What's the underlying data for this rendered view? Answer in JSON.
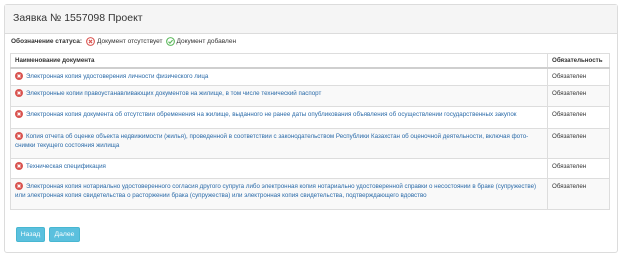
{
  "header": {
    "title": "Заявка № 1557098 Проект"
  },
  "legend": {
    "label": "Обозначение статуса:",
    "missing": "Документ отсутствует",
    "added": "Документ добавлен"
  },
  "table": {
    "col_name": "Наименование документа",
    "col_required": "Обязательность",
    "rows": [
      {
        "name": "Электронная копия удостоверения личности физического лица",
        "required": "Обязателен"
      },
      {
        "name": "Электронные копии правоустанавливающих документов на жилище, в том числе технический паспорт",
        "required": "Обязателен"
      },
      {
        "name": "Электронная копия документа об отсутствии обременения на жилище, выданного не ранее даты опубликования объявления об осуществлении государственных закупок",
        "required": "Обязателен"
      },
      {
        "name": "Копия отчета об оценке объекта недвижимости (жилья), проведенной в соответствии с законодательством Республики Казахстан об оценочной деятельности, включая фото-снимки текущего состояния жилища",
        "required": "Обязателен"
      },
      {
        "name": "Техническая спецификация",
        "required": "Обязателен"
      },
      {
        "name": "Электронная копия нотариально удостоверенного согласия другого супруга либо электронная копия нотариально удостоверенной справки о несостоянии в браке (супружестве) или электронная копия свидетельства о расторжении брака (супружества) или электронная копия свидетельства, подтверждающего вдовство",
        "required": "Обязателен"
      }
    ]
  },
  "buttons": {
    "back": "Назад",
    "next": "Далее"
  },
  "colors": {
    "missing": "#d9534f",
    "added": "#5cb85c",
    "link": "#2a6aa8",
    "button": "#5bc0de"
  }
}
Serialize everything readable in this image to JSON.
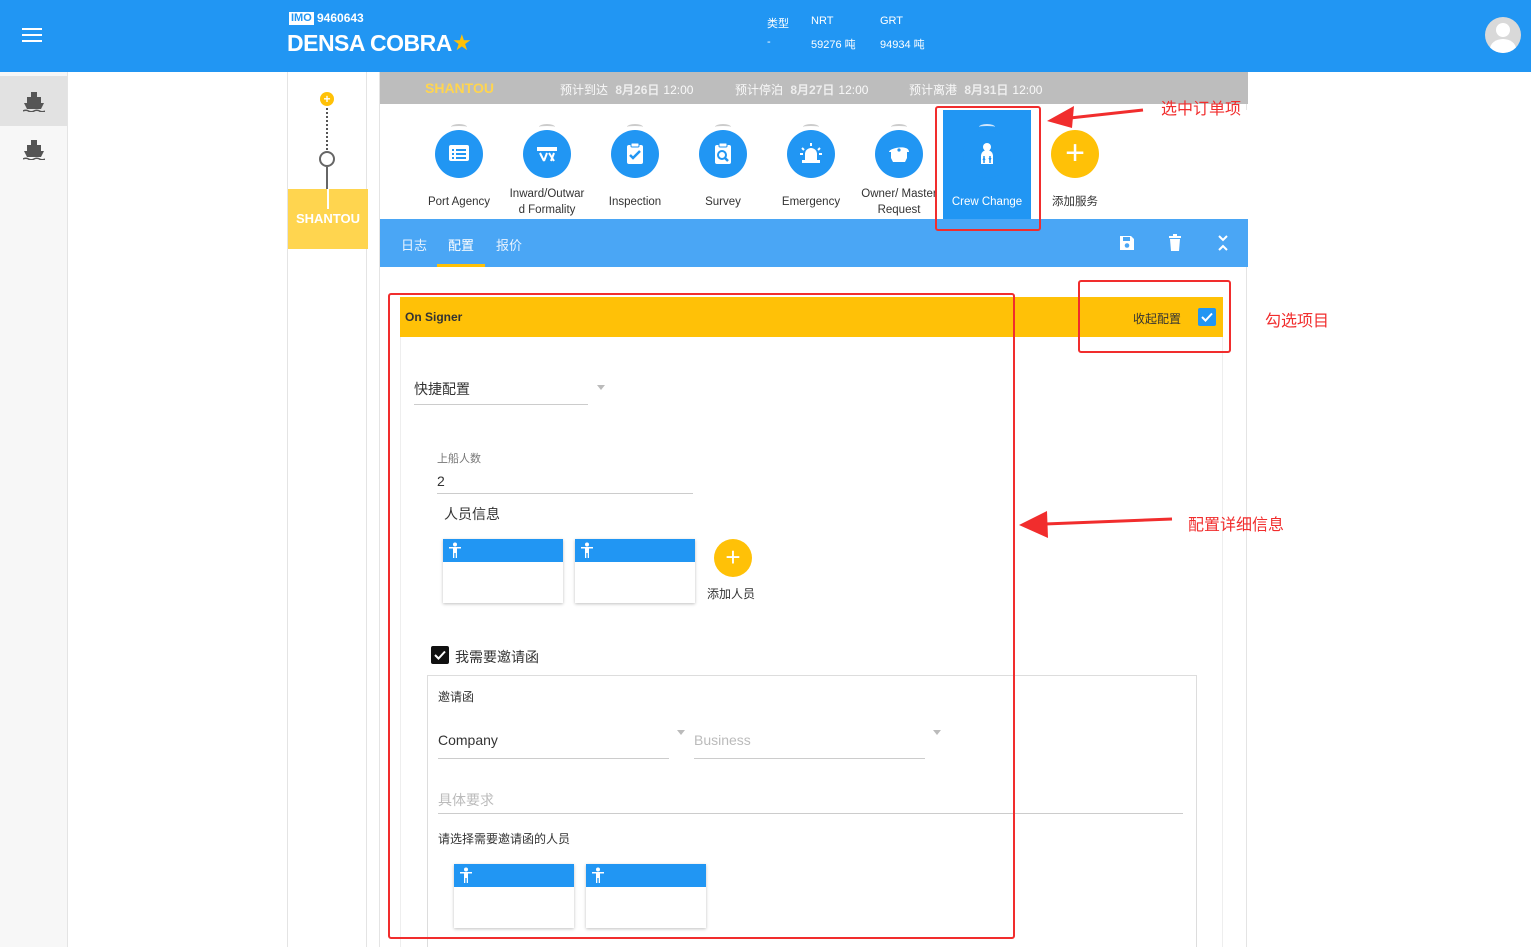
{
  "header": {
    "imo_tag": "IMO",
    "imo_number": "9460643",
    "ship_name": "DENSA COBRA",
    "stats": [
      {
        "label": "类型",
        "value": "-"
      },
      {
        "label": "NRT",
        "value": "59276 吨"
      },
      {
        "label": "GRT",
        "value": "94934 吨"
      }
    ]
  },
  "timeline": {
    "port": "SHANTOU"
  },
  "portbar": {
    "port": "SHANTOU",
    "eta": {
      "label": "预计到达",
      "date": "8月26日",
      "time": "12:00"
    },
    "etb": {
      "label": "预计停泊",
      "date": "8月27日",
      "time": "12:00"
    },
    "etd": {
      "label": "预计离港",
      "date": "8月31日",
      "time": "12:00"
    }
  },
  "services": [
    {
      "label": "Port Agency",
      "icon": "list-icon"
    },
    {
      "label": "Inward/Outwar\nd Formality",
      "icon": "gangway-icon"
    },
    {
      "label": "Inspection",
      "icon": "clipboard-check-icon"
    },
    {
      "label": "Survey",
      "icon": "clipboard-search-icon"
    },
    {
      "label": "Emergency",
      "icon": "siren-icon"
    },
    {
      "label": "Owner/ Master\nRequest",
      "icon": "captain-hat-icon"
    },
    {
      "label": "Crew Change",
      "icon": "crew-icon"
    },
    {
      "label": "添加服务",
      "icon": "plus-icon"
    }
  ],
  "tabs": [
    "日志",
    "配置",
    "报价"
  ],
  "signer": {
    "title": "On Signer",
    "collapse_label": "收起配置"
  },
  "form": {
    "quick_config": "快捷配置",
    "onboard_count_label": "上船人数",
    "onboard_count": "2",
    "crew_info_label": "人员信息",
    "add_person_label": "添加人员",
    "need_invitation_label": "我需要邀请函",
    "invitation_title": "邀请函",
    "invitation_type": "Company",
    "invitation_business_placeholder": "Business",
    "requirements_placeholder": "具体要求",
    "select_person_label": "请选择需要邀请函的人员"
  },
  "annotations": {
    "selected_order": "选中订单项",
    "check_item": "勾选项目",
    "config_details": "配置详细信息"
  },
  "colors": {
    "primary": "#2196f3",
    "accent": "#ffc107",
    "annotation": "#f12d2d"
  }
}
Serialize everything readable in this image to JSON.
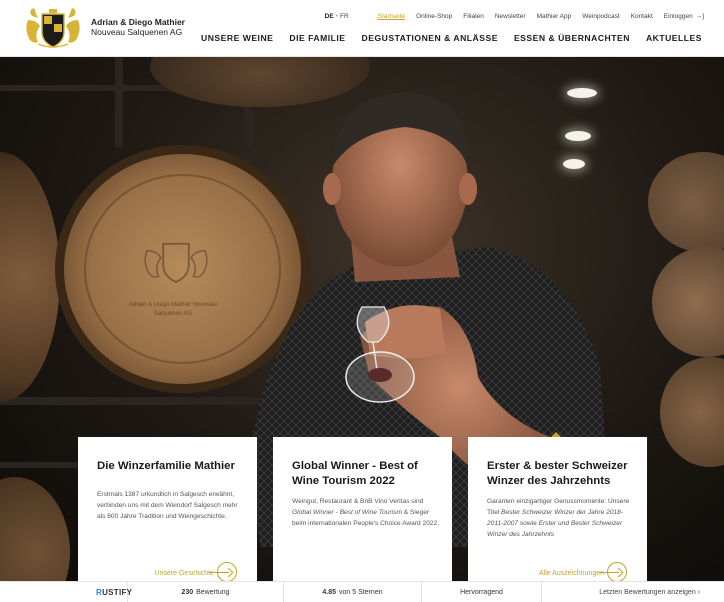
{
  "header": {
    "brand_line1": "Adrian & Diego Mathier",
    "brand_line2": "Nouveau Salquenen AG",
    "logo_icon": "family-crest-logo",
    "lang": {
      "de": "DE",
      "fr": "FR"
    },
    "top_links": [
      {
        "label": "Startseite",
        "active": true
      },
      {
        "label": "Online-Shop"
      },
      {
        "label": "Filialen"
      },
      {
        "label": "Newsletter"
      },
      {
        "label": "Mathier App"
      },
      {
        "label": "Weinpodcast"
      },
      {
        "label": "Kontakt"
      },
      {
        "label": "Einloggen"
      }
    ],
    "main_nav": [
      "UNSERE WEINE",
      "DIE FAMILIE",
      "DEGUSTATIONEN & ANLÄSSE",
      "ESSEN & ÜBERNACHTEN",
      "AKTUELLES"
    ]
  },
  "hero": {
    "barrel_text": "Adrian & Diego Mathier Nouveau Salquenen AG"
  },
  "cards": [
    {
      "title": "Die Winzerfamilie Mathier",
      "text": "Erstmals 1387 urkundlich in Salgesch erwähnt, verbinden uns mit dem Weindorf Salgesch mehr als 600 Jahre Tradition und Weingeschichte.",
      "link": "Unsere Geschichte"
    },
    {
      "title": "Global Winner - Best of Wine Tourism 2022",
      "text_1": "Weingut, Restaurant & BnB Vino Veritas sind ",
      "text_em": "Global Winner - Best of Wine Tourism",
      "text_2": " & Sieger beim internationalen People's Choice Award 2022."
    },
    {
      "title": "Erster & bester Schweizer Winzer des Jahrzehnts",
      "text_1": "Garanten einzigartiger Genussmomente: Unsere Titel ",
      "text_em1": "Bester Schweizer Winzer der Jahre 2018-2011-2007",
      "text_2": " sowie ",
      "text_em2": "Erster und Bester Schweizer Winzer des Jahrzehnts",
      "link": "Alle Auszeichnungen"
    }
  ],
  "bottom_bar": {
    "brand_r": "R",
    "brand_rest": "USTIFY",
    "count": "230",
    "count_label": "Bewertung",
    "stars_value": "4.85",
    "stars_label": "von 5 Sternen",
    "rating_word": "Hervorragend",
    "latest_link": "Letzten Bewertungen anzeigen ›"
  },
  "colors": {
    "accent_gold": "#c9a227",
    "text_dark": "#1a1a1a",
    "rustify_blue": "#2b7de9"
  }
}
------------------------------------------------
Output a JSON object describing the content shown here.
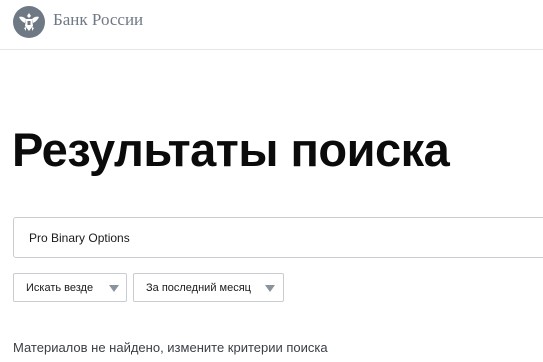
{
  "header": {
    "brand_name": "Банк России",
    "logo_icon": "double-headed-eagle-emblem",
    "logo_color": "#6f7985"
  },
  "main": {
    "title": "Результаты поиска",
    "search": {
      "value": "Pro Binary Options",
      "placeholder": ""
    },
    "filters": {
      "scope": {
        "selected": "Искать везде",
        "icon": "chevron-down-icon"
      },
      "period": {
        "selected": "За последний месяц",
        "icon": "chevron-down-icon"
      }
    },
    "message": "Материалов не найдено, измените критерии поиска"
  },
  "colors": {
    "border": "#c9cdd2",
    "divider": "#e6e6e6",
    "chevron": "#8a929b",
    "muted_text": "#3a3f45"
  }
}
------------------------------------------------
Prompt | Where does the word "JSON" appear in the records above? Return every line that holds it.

Response to this exercise |
What's the underlying data for this rendered view? Answer in JSON.
Serialize everything readable in this image to JSON.
Serialize everything readable in this image to JSON.
Output a JSON object describing the content shown here.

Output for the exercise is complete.